What you need to do:
Return, from the lines below, each one that includes the word "true".

====== Provided records

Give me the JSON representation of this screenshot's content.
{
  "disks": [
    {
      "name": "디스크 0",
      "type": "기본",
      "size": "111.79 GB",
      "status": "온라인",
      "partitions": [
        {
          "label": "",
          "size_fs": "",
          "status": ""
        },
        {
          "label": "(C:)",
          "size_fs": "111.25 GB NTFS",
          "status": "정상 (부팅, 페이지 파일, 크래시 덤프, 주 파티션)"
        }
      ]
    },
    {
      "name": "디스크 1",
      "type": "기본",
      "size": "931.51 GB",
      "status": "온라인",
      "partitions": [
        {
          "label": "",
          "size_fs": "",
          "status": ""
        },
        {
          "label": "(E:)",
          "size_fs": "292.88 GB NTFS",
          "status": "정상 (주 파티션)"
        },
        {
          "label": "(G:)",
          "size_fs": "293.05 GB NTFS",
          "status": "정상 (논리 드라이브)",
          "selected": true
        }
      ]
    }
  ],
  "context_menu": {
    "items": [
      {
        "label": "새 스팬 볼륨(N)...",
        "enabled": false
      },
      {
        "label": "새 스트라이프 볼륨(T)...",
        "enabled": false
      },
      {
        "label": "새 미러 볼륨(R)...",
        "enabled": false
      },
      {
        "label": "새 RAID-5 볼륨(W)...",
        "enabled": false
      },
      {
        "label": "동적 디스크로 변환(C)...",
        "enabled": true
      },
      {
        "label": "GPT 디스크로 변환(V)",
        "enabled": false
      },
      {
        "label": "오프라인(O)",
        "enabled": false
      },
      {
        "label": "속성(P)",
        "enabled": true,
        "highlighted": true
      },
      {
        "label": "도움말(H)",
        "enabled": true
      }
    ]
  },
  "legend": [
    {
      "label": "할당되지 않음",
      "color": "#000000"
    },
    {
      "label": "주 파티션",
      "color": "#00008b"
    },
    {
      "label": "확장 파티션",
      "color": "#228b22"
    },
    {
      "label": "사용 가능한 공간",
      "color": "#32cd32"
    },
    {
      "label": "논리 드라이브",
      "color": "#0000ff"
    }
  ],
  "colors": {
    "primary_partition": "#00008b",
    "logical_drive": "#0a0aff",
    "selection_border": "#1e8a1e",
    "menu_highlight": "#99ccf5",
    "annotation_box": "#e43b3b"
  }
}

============

Output of the task:
          "selected": true
        "enabled": true
        "enabled": true,
        "highlighted": true
        "enabled": true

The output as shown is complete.